- [What the task asks]:
Filter the entries, keeping every line with the word "kind".

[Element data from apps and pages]
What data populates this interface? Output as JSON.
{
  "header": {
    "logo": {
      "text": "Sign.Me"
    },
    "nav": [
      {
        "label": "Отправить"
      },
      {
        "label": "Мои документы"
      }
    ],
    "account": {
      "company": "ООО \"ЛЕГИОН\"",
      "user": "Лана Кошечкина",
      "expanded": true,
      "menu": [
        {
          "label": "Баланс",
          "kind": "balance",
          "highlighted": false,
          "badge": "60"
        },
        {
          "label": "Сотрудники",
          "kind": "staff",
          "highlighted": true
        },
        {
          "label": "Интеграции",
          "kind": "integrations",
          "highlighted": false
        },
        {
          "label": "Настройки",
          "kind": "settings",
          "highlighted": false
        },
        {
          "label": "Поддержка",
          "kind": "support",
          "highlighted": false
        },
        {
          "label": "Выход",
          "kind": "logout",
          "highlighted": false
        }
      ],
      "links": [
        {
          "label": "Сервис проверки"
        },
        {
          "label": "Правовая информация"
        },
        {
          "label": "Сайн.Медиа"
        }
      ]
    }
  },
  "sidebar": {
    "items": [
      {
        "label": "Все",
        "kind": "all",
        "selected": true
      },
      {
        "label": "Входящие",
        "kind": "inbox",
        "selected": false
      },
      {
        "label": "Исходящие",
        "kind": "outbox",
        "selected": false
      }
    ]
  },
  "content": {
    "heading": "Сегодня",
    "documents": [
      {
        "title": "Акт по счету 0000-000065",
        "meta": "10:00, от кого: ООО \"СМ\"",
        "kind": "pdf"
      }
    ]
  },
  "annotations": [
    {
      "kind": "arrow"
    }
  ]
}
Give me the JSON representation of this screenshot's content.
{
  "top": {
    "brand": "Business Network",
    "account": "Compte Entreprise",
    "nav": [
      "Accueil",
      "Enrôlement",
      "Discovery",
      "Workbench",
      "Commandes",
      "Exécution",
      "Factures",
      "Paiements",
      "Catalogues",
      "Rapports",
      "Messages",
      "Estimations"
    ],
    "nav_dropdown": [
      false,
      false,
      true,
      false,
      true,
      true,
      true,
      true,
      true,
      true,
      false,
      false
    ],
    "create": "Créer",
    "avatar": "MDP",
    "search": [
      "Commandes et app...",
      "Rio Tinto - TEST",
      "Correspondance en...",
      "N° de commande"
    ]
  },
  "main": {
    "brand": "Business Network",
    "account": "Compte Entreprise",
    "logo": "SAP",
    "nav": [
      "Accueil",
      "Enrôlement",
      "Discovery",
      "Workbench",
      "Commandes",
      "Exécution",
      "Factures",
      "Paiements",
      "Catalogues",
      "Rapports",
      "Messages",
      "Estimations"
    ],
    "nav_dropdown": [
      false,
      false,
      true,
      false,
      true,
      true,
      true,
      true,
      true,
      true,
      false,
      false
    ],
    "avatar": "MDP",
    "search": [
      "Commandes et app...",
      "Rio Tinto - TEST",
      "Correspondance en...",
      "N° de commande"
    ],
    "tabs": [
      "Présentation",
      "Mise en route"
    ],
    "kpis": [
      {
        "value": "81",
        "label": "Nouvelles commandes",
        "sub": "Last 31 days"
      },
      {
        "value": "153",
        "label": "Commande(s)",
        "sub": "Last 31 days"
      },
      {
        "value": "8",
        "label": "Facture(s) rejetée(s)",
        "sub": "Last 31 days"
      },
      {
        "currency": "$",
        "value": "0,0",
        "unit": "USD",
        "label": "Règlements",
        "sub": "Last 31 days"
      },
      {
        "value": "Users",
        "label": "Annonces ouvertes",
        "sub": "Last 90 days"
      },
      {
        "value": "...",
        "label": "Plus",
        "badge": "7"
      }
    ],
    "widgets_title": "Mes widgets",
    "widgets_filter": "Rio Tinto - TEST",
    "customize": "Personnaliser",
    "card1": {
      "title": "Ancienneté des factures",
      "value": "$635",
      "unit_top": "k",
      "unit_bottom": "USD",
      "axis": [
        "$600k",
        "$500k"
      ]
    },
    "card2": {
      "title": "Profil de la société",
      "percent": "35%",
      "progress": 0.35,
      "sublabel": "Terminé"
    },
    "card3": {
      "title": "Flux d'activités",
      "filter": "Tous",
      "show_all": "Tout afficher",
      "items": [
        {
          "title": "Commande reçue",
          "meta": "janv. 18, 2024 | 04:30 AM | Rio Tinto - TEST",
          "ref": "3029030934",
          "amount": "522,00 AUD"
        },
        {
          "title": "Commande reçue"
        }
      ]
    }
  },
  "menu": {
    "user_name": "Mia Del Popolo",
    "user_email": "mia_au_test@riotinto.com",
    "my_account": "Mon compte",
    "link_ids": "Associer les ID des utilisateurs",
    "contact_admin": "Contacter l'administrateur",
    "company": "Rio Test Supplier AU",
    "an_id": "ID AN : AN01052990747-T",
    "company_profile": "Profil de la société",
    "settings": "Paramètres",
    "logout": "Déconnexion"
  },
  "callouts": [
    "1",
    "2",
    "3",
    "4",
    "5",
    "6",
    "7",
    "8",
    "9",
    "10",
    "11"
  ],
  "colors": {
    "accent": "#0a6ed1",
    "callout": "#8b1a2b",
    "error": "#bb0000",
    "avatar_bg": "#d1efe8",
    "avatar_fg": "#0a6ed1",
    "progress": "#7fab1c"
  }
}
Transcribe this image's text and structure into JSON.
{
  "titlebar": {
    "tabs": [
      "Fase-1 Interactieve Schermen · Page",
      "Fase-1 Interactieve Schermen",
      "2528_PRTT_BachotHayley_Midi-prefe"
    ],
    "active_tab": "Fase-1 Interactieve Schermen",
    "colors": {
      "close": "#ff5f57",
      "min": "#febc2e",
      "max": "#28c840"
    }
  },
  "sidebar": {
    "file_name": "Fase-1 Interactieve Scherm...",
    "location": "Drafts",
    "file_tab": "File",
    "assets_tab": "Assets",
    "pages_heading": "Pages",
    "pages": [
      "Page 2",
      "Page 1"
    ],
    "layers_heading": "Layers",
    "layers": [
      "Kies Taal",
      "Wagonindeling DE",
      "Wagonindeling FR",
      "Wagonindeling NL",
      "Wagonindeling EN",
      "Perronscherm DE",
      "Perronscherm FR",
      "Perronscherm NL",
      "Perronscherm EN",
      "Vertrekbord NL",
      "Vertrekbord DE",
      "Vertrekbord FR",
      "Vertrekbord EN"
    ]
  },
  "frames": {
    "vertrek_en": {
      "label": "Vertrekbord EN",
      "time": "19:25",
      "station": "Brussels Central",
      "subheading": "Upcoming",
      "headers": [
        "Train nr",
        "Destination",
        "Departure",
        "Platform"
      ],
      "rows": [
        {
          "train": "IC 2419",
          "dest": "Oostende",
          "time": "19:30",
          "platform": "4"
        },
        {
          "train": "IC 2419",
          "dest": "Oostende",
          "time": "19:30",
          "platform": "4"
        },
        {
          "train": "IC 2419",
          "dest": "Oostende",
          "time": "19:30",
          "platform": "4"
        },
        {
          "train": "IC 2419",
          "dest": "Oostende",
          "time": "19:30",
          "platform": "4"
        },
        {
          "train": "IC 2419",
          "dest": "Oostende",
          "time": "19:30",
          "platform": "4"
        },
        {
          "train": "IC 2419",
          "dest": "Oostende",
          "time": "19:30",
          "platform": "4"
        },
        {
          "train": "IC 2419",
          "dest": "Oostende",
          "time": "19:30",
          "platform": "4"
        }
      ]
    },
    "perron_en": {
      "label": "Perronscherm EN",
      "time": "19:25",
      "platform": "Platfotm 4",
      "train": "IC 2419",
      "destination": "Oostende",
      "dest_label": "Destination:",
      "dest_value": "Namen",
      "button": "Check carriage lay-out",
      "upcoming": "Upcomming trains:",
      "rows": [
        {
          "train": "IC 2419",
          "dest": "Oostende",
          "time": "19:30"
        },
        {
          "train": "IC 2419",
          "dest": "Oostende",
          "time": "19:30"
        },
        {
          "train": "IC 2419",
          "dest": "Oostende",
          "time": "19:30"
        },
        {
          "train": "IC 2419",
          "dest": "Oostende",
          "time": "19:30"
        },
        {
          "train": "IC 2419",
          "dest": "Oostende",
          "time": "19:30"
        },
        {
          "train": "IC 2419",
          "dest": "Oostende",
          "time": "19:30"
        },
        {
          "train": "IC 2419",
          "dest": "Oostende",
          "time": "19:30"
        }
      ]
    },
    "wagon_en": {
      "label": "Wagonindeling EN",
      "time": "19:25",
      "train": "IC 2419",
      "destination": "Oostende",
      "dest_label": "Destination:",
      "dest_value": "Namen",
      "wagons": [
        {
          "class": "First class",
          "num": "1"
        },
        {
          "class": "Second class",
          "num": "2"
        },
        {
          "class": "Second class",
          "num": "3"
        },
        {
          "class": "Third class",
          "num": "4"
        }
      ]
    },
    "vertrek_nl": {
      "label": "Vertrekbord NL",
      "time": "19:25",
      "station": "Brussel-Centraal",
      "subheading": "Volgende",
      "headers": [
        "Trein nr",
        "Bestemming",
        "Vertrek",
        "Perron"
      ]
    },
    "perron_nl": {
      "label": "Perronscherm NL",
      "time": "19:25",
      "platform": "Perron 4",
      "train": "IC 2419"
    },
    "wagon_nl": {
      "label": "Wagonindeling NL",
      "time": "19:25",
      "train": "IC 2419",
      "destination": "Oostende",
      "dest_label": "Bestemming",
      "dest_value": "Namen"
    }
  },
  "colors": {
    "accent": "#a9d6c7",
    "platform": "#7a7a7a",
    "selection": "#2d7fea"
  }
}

- [Result of the task]:
          "kind": "balance",
          "kind": "staff",
          "kind": "integrations",
          "kind": "settings",
          "kind": "support",
          "kind": "logout",
        "kind": "all",
        "kind": "inbox",
        "kind": "outbox",
        "kind": "pdf"
      "kind": "arrow"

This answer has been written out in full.